Tower controllers are constantly looking a many different activities happening all at the same time. Their attention is frequently inside the tower, looking at strips, looking around at other runways and traffic, looking down at the runway to determine how and when to launch the next in line for departure. They look out at specific events only in passing through the group of activities needing attention. Once a situation is established as working (who to follow, “I see him”, “cleared to land”) it is assumed that event is ok for the moment and attention goes elsewhere, maybe back into the tower for other needed duties. It is not a one on one situation. Last time I acted in that capacity as a controller it was while running GCA/PAR approaches in the military. Then, yes, your focus is totally on that one customer until the specific job is done. As a pilot your head needs to be out of the cockpit and head on a swivel. You and the controllers are working together as a team to make it work, each doing their respective duty.
I wonder if the tower had a Brightscope?
I’m guessing they did for an airport that size and busy, one at each local position. But realistically, a Brite would not be of any use for this type traffic pattern situation. A Brite is used to initially help in sequencing aircraft and issuing traffic as necessary, which both local positions did. But, after that is accomplished, and based on the involved pilots’ responses acknowledging the traffic, the sequence, and even the cleared to land on the appropriate runway, the job of the Brite for that situation is concluded. There is now an assumption that what ever the pilots do regarding spacing on their traffic, it is done by them intentionally…and they by virtue of having their traffic visually, they are doing the appropriate thing. They Brite will then see, and does all day long, planes’ targets near touching each other. That is because the Brite, set on a distant surveillance range, just cannot determine exactly how close the planes are. Again, there is an assumption that the pilots are doing the right thing. And with traffic turning final out at several miles, the controllers just can’t with eyeballs see the details either. Many folks (pilots) do have a misunderstanding of what ATC can and cannot do for you. It is just the way the system is designed. We of course can demand that FAA develop more procedures that impose more strict control, giving it to controllers and taking from the PIC. ATC procedures are a compromise and work pretty good, millions of times a month, but certainly could be more controlling if we wish for that.

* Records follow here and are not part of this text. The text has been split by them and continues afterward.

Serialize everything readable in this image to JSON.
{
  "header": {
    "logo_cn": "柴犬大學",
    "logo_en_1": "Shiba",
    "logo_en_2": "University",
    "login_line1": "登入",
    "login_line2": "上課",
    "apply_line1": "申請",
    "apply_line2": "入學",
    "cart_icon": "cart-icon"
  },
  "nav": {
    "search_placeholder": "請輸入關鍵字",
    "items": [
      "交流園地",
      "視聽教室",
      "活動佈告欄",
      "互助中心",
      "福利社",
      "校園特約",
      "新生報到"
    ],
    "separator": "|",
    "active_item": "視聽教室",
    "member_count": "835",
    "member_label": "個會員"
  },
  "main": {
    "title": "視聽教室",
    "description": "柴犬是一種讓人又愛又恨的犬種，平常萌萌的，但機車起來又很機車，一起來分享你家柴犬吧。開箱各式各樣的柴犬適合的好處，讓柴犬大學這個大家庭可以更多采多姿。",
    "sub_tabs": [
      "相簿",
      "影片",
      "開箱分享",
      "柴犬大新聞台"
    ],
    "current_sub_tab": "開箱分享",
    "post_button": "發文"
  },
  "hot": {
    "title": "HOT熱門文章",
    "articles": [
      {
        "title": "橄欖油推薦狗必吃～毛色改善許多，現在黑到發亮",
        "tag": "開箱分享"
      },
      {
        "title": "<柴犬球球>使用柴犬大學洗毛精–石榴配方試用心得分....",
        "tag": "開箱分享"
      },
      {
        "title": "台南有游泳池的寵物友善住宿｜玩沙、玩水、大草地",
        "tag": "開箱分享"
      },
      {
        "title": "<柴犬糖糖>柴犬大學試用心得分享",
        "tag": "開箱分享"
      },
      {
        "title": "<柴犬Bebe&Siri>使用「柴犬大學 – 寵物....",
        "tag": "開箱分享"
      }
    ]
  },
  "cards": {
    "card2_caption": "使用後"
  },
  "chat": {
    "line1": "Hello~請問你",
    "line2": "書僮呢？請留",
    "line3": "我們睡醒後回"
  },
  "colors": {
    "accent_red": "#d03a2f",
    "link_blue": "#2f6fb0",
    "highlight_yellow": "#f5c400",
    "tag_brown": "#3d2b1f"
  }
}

We are the weakest link, goodbye ! Whether it be the pilot, the controller, or maybe the rulemaker, there was nothing technically amiss with these 2 aircraft and we are in the year 2021: there is no excuse but human stupidity for such an event. For reasons of safety and lower emissions, we need to throw all rules out of the window, dump ATC, impose ADSB and built-in a fully independent terrain and traffic avoidance system with only a ‘sequencing master’ for the busiest airports. Let’s get Elon to come up with something better than this Flintstone-solution that won’t always have Lady Luck around to count on. Vested efforts, knee-jerking against the new… out the window, this is costing us too dearly.
I never believed in frequency separation. Everybody should be talking and listening on the same frequency. The runways are too close together to do otherwise.